Any release you use should contain the following information:
- The names and addresses of the party being released (the potential defendant) and the party granting the release (the potential plaintiff).
- A brief description of the "what," "when," and "where" of the dispute or issue to which the release pertains. (The release below provides several blank lines for you to briefly describe the events giving rise to the need for the release.)
- A statement of what the person giving up a claim is getting in return. As mentioned, for a release to be a valid and enforceable contract, the person signing the release (releasor) must receive something of benefit (called "consideration" by lawyers) in exchange for agreeing to give up the right to sue. The release below provides a space for this "consideration" to be described. Typically, it is money. If so, simply enter the amount. If it is an agreement by the releasee to perform or not perform some act (for example, stop his dog from barking at night), describe the act.
- A statement that the release applies to all claims arising from the dispute or issue, both those known at the time the release is signed and those that may come along later. This provision is very common in releases; without it they wouldn't be worth much.
- A statement that the release binds all persons who might otherwise have a legal right to file a claim on behalf of the releasor (for example, the releasor's spouse or heirs). Although this provision is included for caution's sake, it is rare that it will ever prove relevant. In fact, such persons are usually bound by the release anyway.
- The date the release is signed.
- The signatures of the parties. Legally, only the person granting a release needs to sign it, but it is a better practice for both parties to do so–after all, this important document contains statements that affect both of their rights. In the case of mutual releases, which occur when both parties give up a claim against the other, both must sign.

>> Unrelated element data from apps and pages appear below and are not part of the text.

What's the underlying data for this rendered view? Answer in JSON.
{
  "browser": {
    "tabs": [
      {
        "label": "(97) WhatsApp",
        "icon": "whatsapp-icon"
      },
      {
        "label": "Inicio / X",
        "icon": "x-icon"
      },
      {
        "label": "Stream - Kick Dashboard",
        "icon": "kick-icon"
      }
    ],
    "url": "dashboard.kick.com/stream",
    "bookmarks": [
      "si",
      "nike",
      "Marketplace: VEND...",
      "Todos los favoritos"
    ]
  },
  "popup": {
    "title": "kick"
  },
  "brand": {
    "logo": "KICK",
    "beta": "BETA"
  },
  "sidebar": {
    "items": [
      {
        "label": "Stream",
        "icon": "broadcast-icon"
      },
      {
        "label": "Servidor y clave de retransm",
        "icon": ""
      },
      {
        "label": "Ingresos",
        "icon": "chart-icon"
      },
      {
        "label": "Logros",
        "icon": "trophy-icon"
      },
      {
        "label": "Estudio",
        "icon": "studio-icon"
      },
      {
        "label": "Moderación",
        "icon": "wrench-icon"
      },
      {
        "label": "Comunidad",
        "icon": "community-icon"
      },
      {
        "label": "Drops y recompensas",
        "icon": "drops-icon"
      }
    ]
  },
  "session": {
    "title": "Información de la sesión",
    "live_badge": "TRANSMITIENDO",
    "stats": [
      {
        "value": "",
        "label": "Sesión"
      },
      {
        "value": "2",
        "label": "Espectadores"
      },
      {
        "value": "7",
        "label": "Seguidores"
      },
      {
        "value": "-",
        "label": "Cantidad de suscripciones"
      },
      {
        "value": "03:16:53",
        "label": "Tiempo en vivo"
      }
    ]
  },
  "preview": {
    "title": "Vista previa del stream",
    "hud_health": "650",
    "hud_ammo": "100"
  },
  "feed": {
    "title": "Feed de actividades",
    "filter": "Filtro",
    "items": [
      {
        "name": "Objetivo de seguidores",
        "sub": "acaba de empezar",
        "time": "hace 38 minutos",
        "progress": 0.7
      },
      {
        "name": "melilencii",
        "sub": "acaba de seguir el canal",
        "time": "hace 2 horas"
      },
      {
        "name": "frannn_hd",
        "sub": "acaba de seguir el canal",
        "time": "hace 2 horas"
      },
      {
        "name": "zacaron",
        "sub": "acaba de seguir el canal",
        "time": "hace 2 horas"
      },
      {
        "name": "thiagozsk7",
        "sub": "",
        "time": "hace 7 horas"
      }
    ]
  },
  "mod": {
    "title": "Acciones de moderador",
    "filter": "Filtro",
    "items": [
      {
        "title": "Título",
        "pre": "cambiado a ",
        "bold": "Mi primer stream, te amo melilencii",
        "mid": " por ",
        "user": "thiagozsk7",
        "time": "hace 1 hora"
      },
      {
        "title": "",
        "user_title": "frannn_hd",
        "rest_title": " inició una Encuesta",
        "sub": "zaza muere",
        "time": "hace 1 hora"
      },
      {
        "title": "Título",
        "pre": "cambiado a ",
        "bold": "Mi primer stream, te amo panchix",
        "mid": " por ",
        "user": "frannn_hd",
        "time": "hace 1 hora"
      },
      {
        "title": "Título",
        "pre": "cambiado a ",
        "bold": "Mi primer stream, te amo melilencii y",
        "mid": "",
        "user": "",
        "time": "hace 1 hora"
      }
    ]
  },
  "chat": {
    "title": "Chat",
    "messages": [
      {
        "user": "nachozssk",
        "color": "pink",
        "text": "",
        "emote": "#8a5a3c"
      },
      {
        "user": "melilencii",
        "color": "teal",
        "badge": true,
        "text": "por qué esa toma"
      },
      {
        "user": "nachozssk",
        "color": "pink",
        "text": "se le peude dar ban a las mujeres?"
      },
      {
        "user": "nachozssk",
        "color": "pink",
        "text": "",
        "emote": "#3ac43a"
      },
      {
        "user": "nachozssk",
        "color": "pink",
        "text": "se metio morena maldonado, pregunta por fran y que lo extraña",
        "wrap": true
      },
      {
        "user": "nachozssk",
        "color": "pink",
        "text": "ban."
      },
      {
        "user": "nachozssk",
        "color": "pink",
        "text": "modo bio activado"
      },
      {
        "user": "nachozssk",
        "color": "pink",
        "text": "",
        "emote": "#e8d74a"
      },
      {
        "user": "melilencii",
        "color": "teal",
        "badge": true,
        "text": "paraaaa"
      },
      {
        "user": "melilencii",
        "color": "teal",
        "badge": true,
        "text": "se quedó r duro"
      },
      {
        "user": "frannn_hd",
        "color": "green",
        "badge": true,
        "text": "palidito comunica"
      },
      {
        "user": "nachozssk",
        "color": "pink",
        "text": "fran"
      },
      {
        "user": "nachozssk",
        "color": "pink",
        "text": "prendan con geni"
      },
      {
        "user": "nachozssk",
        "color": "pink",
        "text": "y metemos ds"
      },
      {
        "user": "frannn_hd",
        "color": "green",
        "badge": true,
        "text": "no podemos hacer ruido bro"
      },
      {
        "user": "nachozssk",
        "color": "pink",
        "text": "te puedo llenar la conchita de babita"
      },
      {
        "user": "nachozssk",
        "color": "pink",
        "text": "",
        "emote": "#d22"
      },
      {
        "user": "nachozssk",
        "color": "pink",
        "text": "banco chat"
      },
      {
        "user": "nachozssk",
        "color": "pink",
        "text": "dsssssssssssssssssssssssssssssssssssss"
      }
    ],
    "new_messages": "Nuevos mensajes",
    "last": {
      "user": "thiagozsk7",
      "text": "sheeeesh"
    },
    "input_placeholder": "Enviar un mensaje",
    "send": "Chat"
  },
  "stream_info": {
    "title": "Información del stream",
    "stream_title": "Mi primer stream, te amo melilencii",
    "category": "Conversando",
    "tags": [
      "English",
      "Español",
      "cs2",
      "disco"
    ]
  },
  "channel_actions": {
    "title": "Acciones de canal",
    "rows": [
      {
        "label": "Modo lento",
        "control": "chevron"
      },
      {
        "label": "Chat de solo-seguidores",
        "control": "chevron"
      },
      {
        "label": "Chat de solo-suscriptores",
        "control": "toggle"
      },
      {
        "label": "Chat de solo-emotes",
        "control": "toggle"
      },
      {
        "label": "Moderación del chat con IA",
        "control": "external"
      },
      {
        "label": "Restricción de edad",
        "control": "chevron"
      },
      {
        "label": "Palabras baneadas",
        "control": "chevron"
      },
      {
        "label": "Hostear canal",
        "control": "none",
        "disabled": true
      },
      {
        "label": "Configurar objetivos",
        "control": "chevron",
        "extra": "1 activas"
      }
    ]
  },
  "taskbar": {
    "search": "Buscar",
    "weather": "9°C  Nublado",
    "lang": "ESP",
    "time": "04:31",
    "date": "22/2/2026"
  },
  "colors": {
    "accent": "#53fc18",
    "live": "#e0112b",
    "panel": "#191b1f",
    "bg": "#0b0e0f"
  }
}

Use witnesses. There is no legal requirement for a release to be witnessed, but if you don't completely trust the other person and think he or she may later claim "it's not my signature," a witness can be a good idea. If a release involves a lot of money or a potentially large claim, you may want to bolster the chances of its being upheld (should it ever be challenged later) by signing it in front of a witness or two who can later testify, if the issue arises, that the other party was under no duress and appeared to know what he or she was doing. If your release involves a small claim, it is not necessary to do this.
You can find sample release forms on the Nolo website and in 101 Law Forms for Personal Use, by Attorneys Robin Leanard and Ralph Warner.
Last Minute Agreements
Occasionally, disputes are settled while you are waiting for your case to be heard. Even on the day you go to court, it is proper to ask the other person to step into the hall for a moment to talk the matter over. If you can agree on a last-minute compromise, wait until the courtroom clerk calls your case by name and then tell the judge the amount you have agreed upon and whether the amount is to be paid all at once, or over time. Typically, the judge will order that the case be dismissed if one person pays the other the agreed-upon amount on the spot, or, if payment is to be made later, the judge will enter a judgment for the amount that you have agreed on.
Another possibility is that you and your opponent will agree to a last-minute attempt to mediate. If so, you will want to explain this to the judge, who in turn will normally delay ("continue," in legalese) your case until the mediation session takes place. If mediation works and your case settles, you and the other party should jointly notify the court clerk. Again, unless the agreed-upon amount is immediately paid, the debtor will normally want to return to court and have the settlement amount made part of an official court order (judgment).